“The crisis facing tenants has been clear from day one of the pandemic. In response, we secured billions of dollars in federal and state resources to provide emergency relief. But outgoing Governor Cuomo completely ignored the implementation, refusing even to speak with his Commissioner in charge of distributing the funds. New York is now shamefully behind the rest of the nation in providing housing aid and the eviction moratorium expires in days. I am hopeful the new administration in Albany will quickly speed up payments but we cannot take anything for granted. The legislature must reconvene to extend the eviction moratorium immediately,” said Assembly Member Emily Gallagher.
The New York Times reported that as of July only 11% of the ERAP funds have been distributed. The US Census released data collected from August 4–August 16, 2021 that examines how the pandemic is affecting people’s lives. Some samples point to the potential of an eviction crisis within two months. One chart titled, “Likelihood of Having to Leave this House in Next Two Months Due to Eviction” shows that out of 8,088,694 surveyed: 1,292,008 were very likely and 2,219,048 were somewhat likely to leave their current home due to eviction in the next two months — those two numbers combined add up to 43.4% of the population sample (those 18 years or older in renter occupied units who are behind on their rent) or in other words 3,511,056 people feel they are in danger of being homeless in two months.
Senator Salazar tweeted, “Cannot sufficiently express how urgent it is—especially after the Supreme Court’s bad decision last night—that the state legislature reconvene to pass new legislation that would keep people in their homes and protect New Yorkers from eviction.”
In the meantime, there is ERAP relief and the Excluded Workers Fund (EWF) for some who can’t collect ERAP. For ERAP apply on the Office of Temporary and Disability Assistance website . For EWF apply on the Department of Labor’s Exclude Worker’s Fund webpage.

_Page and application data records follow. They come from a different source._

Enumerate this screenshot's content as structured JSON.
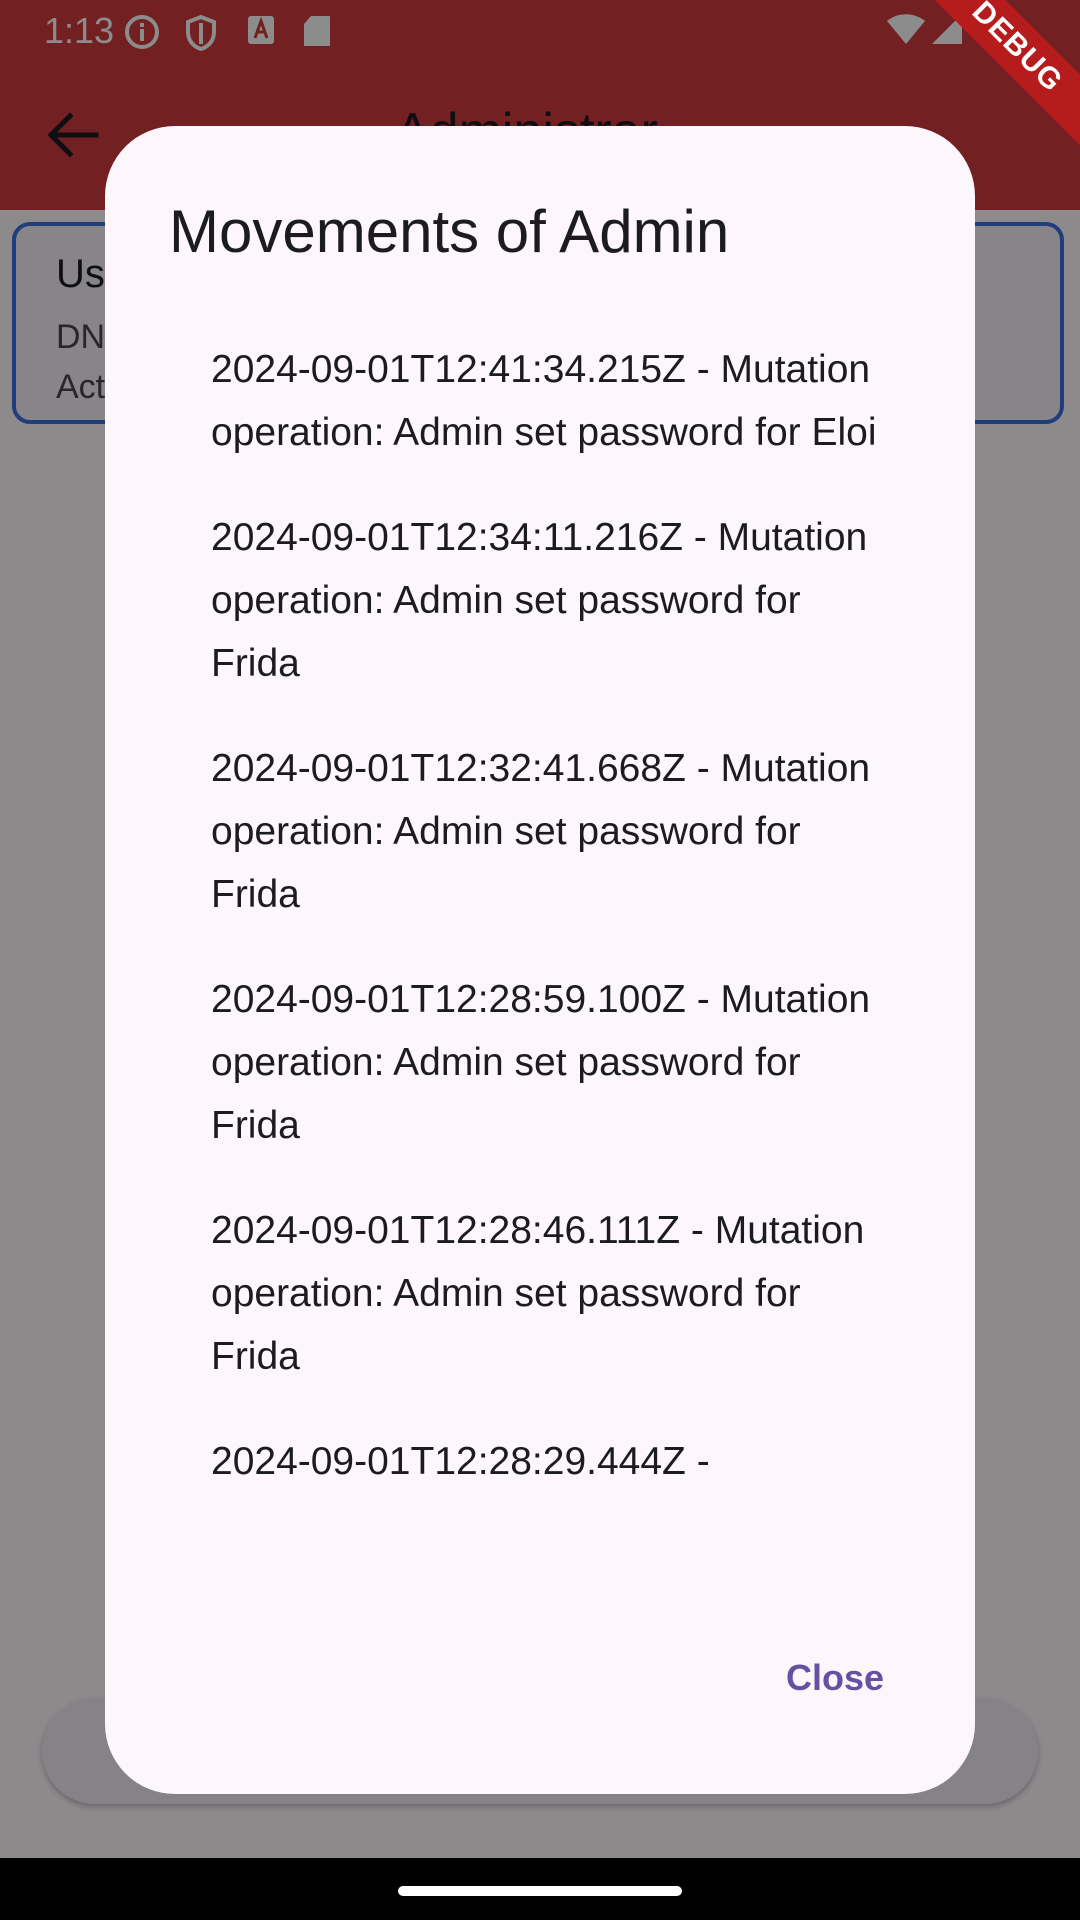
{
  "status_bar": {
    "time": "1:13"
  },
  "app_bar": {
    "title": "Administrar",
    "color": "#d23b3f"
  },
  "user_card": {
    "title": "Us",
    "line1": "DN",
    "line2": "Act"
  },
  "debug_banner": {
    "label": "DEBUG"
  },
  "dialog": {
    "title": "Movements of Admin",
    "movements": [
      "2024-09-01T12:41:34.215Z - Mutation operation: Admin set password for Eloi",
      "2024-09-01T12:34:11.216Z - Mutation operation: Admin set password for Frida",
      "2024-09-01T12:32:41.668Z - Mutation operation: Admin set password for Frida",
      "2024-09-01T12:28:59.100Z - Mutation operation: Admin set password for Frida",
      "2024-09-01T12:28:46.111Z - Mutation operation: Admin set password for Frida",
      "2024-09-01T12:28:29.444Z -"
    ],
    "close_label": "Close",
    "accent_color": "#6750a4"
  }
}
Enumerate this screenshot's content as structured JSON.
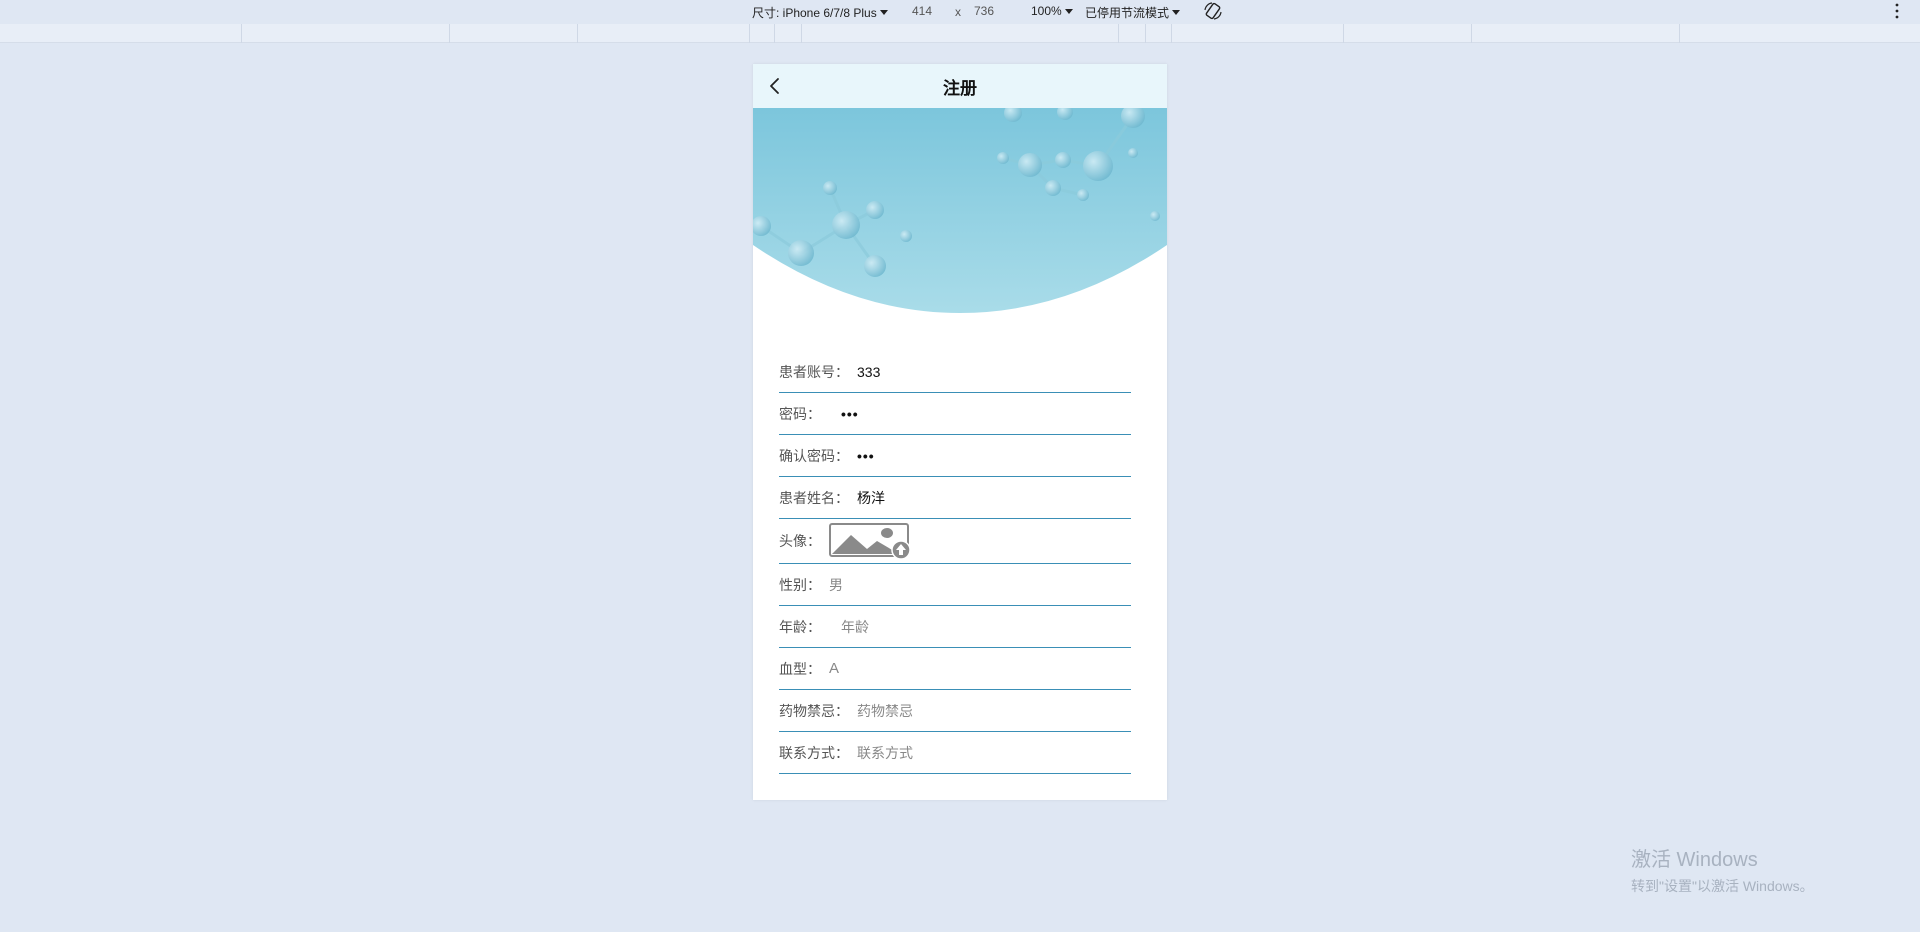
{
  "devtools": {
    "device_label": "尺寸: iPhone 6/7/8 Plus",
    "width": "414",
    "times": "x",
    "height": "736",
    "zoom": "100%",
    "throttle": "已停用节流模式"
  },
  "app": {
    "title": "注册",
    "fields": {
      "account": {
        "label": "患者账号：",
        "value": "333"
      },
      "password": {
        "label": "密码：",
        "value": "•••"
      },
      "confirm": {
        "label": "确认密码：",
        "value": "•••"
      },
      "name": {
        "label": "患者姓名：",
        "value": "杨洋"
      },
      "avatar": {
        "label": "头像："
      },
      "gender": {
        "label": "性别：",
        "value": "男"
      },
      "age": {
        "label": "年龄：",
        "placeholder": "年龄"
      },
      "blood": {
        "label": "血型：",
        "value": "A"
      },
      "allergy": {
        "label": "药物禁忌：",
        "placeholder": "药物禁忌"
      },
      "contact": {
        "label": "联系方式：",
        "placeholder": "联系方式"
      }
    }
  },
  "watermark": {
    "line1": "激活 Windows",
    "line2": "转到\"设置\"以激活 Windows。"
  },
  "colors": {
    "accent": "#3a8fb6",
    "page_bg": "#dfe7f3",
    "navbar_bg": "#e8f6fb"
  }
}
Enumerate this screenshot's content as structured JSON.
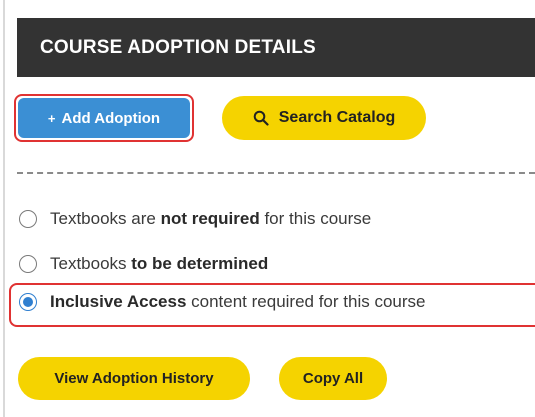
{
  "header": {
    "title": "COURSE ADOPTION DETAILS"
  },
  "actions": {
    "add_adoption_label": "Add Adoption",
    "add_adoption_prefix": "+",
    "search_catalog_label": "Search Catalog",
    "search_icon": "magnifier-icon"
  },
  "options": [
    {
      "prefix": "Textbooks are ",
      "bold": "not required",
      "suffix": " for this course",
      "selected": false
    },
    {
      "prefix": "Textbooks ",
      "bold": "to be determined",
      "suffix": "",
      "selected": false
    },
    {
      "prefix": "",
      "bold": "Inclusive Access",
      "suffix": " content required for this course",
      "selected": true
    }
  ],
  "footer": {
    "view_history_label": "View Adoption History",
    "copy_all_label": "Copy All"
  },
  "colors": {
    "header_bg": "#333333",
    "primary_blue": "#3b8fd4",
    "accent_yellow": "#f5d300",
    "highlight_red": "#e03232"
  }
}
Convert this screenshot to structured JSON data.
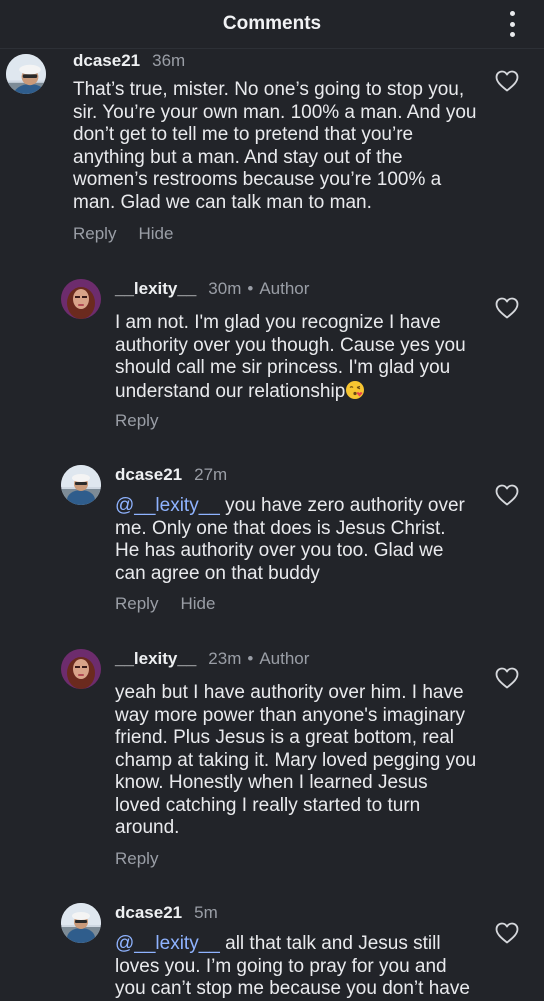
{
  "header": {
    "title": "Comments"
  },
  "comments": [
    {
      "user": "dcase21",
      "time": "36m",
      "text": "That’s true, mister. No one’s going to stop you, sir. You’re your own man. 100% a man. And you don’t get to tell me to pretend that you’re anything but a man. And stay out of the women’s restrooms because you’re 100% a man. Glad we can talk man to man.",
      "reply": "Reply",
      "hide": "Hide"
    },
    {
      "user": "__lexity__",
      "time": "30m",
      "dot": "•",
      "role": "Author",
      "text": "I am not. I'm glad you recognize I have authority over you though. Cause yes you should call me sir princess. I'm glad you understand our relationship",
      "emoji": "kissing-face-emoji",
      "reply": "Reply"
    },
    {
      "user": "dcase21",
      "time": "27m",
      "mention": "@__lexity__",
      "text": "you have zero authority over me. Only one that does is Jesus Christ. He has authority over you too. Glad we can agree on that buddy",
      "reply": "Reply",
      "hide": "Hide"
    },
    {
      "user": "__lexity__",
      "time": "23m",
      "dot": "•",
      "role": "Author",
      "text": "yeah but I have authority over him. I have way more power than anyone's imaginary friend. Plus Jesus is a great bottom, real champ at taking it. Mary loved pegging you know. Honestly when I learned Jesus loved catching I really started to turn around.",
      "reply": "Reply"
    },
    {
      "user": "dcase21",
      "time": "5m",
      "mention": "@__lexity__",
      "text": "all that talk and Jesus still loves you. I’m going to pray for you and you can’t stop me because you don’t have"
    }
  ],
  "icons": {
    "more": "more-vertical-icon",
    "like": "heart-outline-icon"
  },
  "colors": {
    "background": "#222429",
    "mention": "#8fb3ff",
    "muted": "#9a9ea6"
  }
}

If you require help applying to either contact St. Nicks Alliance at 718-388-9190 ext. 673.